NeurIPS 2020
### Off-Policy Evaluation and Learning for External Validity under a Covariate Shift

### Meta Review

The reviewers found the paper "interesting," "significant," "important," and "elegant," and I wholeheartedly agree with their assessment.
For instance, Reviewer 1 says: "The thoroughness of results and clarity of exposition is impressive." Indeed, the masterfulness in applying semiparametric efficiency theory and the construction of doubly robust estimators are quite impressive. Even though some of the logic in these derivations is shared across the shifted and non-shifted (standard) domains, as noted by Reviewer 2, the application to this setting is quite compelling, and the results should be useful in practice.
On the other hand, Reviewer 3 was a bit more critical regarding novelty but agrees that these results are applicable in "realistic and important" scenarios. Further, Reviewer 4 is positive about the paper while noting that the work should be put into context. In particular, the reviewer highlights that this is one specific instance of a transportability estimator (Bareinboim and Pearl, PNAS, 2016) (BP. henceforth). Even though there is a generic discussion of possible connections with the related literature, readers would benefit from a more detailed discussion and better articulation of what the paper is doing with respect to this broader context. In fact, this particular estimator holds when the source of variations regarding the covariates changes across settings while the mechanisms underlying the treatment and outcome variables remain invariant. In other words, the treatment A is S-ignorable w.r.t to outcome Y given the set of covariates A. The assumption of S-ignorability implies BP's Eq. 15, which seems to be equivalent to the re-weighting discussed in the paper (but for the relabeling of the variables). Transportability theory, on the other hand, delineates the conditions under which any type of extrapolation could be performed while guaranteeing consistency, and S-ignorability is just one among the viable identification strategies. The work in the paper is a significant first step. It leads to the interesting question of whether the new machinery developed could be extended to other transportability functionals to construct the corresponding double robust and efficient estimators.

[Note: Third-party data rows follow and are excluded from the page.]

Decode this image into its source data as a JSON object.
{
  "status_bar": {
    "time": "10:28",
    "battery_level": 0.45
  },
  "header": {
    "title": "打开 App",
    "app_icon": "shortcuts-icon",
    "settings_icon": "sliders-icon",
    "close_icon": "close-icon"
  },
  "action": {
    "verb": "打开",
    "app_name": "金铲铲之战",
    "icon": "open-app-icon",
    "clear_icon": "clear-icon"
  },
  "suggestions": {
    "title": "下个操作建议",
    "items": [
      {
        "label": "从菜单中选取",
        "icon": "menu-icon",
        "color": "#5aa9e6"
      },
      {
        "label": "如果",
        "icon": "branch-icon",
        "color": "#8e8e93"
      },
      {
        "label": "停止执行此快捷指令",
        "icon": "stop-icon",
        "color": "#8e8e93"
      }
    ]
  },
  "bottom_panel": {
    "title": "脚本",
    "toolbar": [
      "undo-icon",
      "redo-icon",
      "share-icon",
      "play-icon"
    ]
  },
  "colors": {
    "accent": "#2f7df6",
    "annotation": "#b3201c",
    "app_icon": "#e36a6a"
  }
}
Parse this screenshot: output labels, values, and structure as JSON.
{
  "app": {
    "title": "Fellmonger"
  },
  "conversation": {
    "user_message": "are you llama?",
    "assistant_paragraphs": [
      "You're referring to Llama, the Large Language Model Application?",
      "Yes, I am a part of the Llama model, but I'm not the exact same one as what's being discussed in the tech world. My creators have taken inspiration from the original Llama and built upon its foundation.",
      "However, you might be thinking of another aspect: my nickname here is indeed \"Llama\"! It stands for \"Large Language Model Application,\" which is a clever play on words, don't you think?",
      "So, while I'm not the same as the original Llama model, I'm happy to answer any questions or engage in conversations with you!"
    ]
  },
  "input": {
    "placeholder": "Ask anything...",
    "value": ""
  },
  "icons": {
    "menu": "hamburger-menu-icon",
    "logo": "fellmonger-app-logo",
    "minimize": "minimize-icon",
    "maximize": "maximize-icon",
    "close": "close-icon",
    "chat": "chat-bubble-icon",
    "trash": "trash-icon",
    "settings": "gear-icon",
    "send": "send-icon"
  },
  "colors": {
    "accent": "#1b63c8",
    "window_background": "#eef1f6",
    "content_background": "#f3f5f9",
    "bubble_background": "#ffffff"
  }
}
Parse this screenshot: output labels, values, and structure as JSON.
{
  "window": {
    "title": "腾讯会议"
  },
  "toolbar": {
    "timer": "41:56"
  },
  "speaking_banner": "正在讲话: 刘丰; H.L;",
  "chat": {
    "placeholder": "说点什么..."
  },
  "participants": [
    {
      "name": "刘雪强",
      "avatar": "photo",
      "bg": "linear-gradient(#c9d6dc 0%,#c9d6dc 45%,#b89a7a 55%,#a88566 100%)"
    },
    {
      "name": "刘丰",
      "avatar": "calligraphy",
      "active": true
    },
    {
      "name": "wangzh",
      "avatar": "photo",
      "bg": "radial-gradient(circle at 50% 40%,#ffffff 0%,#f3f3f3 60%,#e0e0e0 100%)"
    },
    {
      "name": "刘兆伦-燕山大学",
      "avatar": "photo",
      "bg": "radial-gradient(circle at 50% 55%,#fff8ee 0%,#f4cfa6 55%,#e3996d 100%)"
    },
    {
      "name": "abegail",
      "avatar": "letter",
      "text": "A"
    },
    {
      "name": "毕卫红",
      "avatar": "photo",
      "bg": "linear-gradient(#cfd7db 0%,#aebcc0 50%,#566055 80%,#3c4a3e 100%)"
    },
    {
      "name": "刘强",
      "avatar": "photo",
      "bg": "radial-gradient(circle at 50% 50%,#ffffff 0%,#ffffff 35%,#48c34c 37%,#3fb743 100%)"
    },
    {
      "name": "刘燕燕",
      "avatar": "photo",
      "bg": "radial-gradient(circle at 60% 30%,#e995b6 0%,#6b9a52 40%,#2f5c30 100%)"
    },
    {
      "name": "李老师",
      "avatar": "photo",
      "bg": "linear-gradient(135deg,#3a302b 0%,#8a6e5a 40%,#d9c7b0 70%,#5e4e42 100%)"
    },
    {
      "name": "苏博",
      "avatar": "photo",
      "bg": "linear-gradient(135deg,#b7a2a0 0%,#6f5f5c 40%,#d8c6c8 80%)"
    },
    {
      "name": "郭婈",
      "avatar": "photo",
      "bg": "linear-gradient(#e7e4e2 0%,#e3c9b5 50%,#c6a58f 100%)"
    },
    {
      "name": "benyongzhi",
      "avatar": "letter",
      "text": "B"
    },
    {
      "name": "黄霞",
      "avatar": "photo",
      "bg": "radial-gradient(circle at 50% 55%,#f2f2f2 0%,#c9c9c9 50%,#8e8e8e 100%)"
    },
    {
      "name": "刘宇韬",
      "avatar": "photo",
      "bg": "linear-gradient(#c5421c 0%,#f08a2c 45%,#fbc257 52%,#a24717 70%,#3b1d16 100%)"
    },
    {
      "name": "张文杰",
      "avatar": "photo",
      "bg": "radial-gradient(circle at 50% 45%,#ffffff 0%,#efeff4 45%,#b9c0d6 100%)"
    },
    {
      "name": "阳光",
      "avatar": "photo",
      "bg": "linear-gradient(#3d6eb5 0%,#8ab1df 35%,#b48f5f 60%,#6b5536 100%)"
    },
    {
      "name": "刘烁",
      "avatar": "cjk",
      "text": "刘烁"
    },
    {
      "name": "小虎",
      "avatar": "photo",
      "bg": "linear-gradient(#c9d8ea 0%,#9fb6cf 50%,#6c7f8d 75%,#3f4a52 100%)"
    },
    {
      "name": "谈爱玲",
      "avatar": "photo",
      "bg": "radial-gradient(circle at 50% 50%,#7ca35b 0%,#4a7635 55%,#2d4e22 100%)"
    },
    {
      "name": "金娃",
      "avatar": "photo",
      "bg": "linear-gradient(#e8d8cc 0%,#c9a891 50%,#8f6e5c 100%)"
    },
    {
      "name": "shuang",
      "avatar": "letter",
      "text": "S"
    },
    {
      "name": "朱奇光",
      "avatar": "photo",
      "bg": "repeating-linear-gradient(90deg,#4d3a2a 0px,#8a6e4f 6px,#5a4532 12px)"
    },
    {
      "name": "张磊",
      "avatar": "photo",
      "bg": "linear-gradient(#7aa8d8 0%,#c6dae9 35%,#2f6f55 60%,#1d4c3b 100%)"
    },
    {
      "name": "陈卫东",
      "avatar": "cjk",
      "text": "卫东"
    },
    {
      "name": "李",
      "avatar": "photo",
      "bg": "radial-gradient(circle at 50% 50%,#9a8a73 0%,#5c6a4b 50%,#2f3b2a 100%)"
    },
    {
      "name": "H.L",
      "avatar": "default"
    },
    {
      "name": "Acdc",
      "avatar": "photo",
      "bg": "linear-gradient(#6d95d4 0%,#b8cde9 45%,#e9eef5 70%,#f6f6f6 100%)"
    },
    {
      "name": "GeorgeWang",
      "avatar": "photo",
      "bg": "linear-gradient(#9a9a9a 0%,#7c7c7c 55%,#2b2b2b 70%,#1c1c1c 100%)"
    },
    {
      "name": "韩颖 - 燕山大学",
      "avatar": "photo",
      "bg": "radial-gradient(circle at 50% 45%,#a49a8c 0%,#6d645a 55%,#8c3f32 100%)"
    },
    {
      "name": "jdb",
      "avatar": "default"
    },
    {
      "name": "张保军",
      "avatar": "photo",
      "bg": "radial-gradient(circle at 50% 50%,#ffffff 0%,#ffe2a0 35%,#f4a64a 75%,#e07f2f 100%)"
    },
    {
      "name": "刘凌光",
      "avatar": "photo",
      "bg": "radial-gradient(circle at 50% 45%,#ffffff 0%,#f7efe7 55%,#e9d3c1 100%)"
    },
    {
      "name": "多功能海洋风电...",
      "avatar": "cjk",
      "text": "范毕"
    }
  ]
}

After all, consider reading the reviews carefully and consider their suggestions in the final version of the manuscript. All in all, this is an excellent piece of work, and my recommendation is "strong accept."